= Exercise aim =
Going line by line through the records below, count those containing the word "army", then give only the count.

= Record extracts =
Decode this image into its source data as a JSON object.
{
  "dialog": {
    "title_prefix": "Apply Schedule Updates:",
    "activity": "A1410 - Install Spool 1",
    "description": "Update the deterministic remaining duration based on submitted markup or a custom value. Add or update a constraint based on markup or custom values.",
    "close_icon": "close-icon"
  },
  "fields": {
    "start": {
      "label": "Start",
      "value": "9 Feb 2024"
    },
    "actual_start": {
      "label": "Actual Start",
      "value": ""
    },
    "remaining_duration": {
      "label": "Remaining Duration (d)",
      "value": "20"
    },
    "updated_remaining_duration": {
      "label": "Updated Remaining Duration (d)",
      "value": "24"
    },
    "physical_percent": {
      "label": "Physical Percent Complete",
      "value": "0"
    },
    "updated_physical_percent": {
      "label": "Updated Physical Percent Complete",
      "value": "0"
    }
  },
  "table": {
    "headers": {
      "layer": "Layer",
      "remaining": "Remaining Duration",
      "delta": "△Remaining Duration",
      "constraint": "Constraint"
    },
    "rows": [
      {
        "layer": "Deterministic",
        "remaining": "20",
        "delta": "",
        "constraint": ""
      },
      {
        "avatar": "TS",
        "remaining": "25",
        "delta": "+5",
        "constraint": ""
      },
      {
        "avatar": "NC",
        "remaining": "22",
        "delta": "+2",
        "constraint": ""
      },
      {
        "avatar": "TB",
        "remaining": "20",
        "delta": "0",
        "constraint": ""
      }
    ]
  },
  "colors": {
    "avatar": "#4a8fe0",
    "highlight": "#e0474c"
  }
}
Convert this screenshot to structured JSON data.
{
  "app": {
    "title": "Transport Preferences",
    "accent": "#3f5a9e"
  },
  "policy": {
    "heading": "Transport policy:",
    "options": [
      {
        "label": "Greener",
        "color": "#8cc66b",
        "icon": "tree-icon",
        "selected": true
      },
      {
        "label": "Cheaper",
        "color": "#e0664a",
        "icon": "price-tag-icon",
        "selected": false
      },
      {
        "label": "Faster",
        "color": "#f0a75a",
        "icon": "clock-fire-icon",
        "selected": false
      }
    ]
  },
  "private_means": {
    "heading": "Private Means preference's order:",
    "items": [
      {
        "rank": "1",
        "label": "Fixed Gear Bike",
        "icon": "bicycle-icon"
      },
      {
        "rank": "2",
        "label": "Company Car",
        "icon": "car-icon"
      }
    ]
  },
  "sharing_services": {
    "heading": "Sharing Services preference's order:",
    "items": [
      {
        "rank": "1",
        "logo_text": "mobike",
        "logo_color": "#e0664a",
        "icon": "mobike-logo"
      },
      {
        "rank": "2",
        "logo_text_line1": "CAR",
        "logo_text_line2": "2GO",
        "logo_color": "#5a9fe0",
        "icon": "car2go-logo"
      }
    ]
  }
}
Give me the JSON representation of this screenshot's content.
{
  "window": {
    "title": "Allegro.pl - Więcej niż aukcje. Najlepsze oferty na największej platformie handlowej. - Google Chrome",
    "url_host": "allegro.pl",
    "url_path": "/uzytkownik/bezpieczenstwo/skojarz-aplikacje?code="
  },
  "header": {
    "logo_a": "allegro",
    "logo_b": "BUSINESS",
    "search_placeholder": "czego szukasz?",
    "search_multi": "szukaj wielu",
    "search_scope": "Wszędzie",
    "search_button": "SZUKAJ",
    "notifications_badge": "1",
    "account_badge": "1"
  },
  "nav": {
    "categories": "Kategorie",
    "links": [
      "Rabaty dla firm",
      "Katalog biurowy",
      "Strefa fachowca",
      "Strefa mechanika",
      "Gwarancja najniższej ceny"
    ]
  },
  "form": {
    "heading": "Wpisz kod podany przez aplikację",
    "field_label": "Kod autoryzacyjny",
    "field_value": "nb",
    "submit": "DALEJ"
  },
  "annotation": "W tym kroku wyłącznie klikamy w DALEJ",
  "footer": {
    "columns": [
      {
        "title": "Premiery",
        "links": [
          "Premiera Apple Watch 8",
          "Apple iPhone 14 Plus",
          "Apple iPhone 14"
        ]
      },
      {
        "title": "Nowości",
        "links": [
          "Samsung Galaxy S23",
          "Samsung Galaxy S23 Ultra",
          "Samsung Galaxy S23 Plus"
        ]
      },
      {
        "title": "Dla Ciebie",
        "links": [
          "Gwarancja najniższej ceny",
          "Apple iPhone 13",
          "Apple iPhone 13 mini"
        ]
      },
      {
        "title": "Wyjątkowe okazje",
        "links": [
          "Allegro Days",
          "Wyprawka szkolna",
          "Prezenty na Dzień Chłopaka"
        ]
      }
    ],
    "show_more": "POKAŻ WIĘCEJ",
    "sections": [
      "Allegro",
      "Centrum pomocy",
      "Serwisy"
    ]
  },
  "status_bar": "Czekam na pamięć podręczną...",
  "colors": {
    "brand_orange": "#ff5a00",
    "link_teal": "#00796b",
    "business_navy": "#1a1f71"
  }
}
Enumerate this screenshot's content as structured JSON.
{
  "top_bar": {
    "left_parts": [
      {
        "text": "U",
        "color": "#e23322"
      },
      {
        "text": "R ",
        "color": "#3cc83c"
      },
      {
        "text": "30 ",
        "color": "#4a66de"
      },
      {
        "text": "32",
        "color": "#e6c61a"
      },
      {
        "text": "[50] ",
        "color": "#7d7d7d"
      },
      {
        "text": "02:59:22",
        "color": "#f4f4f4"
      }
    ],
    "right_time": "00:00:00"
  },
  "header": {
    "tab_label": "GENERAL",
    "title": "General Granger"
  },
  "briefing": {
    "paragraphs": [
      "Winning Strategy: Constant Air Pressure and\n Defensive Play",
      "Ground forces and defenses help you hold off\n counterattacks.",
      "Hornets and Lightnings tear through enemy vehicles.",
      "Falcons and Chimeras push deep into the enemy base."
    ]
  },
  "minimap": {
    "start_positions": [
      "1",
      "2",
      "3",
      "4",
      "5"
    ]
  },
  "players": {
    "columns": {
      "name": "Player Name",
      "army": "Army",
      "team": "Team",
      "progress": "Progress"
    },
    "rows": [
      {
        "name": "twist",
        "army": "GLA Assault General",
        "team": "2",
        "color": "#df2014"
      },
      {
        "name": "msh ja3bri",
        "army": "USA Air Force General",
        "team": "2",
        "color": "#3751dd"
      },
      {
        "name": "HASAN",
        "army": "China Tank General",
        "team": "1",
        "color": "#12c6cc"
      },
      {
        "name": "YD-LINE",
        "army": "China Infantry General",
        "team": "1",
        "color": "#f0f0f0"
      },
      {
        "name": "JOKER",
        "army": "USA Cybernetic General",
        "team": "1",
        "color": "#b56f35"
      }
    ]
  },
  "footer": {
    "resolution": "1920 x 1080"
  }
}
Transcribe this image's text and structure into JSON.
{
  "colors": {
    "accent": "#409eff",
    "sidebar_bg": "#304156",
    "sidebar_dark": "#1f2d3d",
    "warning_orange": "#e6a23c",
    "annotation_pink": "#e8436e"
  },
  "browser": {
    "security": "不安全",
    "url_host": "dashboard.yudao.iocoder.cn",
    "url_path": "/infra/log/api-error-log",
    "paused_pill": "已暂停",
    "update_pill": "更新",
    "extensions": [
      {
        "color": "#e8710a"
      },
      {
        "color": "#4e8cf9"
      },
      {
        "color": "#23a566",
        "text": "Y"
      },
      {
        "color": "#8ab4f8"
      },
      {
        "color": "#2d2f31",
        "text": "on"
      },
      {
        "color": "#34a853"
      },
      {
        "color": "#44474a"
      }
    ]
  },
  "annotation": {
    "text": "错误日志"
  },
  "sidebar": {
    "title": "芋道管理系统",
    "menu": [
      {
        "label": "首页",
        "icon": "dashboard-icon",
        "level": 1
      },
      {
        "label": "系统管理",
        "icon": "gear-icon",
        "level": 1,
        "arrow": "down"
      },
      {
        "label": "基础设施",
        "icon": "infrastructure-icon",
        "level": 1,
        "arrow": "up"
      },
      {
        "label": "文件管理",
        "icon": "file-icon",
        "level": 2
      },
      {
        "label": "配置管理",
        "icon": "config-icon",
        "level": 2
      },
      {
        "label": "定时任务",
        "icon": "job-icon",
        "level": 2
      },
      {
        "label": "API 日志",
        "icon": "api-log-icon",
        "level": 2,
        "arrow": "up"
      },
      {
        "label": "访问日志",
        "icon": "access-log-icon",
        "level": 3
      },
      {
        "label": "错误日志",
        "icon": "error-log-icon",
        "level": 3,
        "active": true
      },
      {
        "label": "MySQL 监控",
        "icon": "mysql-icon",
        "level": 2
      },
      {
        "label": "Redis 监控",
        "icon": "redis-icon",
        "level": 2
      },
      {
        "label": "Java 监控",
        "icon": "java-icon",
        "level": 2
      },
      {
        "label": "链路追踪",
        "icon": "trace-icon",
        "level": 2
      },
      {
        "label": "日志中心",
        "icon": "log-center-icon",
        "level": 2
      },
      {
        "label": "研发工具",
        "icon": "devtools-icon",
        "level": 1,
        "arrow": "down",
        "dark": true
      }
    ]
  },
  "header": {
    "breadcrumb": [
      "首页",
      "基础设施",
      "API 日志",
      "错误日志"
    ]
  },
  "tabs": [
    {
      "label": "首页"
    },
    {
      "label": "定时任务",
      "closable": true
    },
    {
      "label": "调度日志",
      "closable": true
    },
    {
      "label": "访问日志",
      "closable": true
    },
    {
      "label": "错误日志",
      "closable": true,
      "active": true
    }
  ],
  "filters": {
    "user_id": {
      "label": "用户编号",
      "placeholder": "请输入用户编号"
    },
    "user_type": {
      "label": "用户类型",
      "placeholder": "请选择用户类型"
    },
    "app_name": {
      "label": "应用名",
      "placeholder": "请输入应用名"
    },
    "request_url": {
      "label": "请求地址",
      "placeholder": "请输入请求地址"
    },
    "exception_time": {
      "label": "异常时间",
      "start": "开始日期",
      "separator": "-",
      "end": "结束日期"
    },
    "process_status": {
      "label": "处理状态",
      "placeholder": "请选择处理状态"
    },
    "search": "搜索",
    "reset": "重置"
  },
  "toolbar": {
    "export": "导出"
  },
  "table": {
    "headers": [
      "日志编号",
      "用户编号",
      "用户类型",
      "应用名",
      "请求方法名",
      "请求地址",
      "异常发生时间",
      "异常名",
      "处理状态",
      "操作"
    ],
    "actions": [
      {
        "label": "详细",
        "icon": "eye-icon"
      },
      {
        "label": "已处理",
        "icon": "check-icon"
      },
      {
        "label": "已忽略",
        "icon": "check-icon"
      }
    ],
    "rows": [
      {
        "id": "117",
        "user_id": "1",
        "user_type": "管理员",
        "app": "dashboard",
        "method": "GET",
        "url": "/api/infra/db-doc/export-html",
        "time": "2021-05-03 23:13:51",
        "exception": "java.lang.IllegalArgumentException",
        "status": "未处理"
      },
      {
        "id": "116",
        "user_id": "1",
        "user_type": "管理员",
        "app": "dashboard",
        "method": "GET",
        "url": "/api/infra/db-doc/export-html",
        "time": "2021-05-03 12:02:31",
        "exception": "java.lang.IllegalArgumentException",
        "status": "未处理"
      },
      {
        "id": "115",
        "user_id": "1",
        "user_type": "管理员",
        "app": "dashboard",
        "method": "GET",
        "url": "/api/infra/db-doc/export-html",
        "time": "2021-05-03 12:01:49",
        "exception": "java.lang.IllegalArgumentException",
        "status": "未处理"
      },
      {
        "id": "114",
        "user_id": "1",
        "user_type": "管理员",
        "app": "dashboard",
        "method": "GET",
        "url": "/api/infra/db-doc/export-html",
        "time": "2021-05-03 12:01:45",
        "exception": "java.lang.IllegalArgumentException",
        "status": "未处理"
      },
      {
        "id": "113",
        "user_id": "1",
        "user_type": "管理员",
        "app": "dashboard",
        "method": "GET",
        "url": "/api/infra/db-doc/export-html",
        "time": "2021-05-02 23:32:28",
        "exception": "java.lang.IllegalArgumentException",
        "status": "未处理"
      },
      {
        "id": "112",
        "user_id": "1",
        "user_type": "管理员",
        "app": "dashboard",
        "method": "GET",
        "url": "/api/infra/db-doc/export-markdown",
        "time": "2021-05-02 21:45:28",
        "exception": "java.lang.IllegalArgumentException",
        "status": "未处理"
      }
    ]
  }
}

= Task solution =
6